- [Extracted material]

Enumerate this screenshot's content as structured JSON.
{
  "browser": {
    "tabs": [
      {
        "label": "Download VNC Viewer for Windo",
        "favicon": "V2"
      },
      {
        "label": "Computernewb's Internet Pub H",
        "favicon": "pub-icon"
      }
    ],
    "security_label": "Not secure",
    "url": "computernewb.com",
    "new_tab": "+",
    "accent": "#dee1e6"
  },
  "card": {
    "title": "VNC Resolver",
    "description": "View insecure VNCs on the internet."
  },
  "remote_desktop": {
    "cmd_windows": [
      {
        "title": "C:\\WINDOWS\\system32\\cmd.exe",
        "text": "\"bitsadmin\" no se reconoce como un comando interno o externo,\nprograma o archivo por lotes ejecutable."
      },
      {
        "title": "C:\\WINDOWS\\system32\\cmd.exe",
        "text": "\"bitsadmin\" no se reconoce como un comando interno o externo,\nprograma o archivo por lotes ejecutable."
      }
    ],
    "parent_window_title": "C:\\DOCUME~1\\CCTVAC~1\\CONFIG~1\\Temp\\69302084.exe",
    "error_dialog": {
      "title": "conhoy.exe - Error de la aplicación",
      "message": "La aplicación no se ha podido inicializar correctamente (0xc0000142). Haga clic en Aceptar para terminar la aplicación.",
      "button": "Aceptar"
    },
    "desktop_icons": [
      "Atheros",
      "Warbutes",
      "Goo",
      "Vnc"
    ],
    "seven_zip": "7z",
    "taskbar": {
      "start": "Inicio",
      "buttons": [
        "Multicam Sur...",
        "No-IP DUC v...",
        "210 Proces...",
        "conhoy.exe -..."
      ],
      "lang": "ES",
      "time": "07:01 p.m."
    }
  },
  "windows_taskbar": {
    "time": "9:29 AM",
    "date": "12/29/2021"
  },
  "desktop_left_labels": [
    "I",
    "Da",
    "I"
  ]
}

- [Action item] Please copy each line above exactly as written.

- [Exercise response]
Enumerate this screenshot's content as structured JSON.
{
  "browser": {
    "tabs": [
      {
        "label": "Download VNC Viewer for Windo",
        "favicon": "V2"
      },
      {
        "label": "Computernewb's Internet Pub H",
        "favicon": "pub-icon"
      }
    ],
    "security_label": "Not secure",
    "url": "computernewb.com",
    "new_tab": "+",
    "accent": "#dee1e6"
  },
  "card": {
    "title": "VNC Resolver",
    "description": "View insecure VNCs on the internet."
  },
  "remote_desktop": {
    "cmd_windows": [
      {
        "title": "C:\\WINDOWS\\system32\\cmd.exe",
        "text": "\"bitsadmin\" no se reconoce como un comando interno o externo,\nprograma o archivo por lotes ejecutable."
      },
      {
        "title": "C:\\WINDOWS\\system32\\cmd.exe",
        "text": "\"bitsadmin\" no se reconoce como un comando interno o externo,\nprograma o archivo por lotes ejecutable."
      }
    ],
    "parent_window_title": "C:\\DOCUME~1\\CCTVAC~1\\CONFIG~1\\Temp\\69302084.exe",
    "error_dialog": {
      "title": "conhoy.exe - Error de la aplicación",
      "message": "La aplicación no se ha podido inicializar correctamente (0xc0000142). Haga clic en Aceptar para terminar la aplicación.",
      "button": "Aceptar"
    },
    "desktop_icons": [
      "Atheros",
      "Warbutes",
      "Goo",
      "Vnc"
    ],
    "seven_zip": "7z",
    "taskbar": {
      "start": "Inicio",
      "buttons": [
        "Multicam Sur...",
        "No-IP DUC v...",
        "210 Proces...",
        "conhoy.exe -..."
      ],
      "lang": "ES",
      "time": "07:01 p.m."
    }
  },
  "windows_taskbar": {
    "time": "9:29 AM",
    "date": "12/29/2021"
  },
  "desktop_left_labels": [
    "I",
    "Da",
    "I"
  ]
}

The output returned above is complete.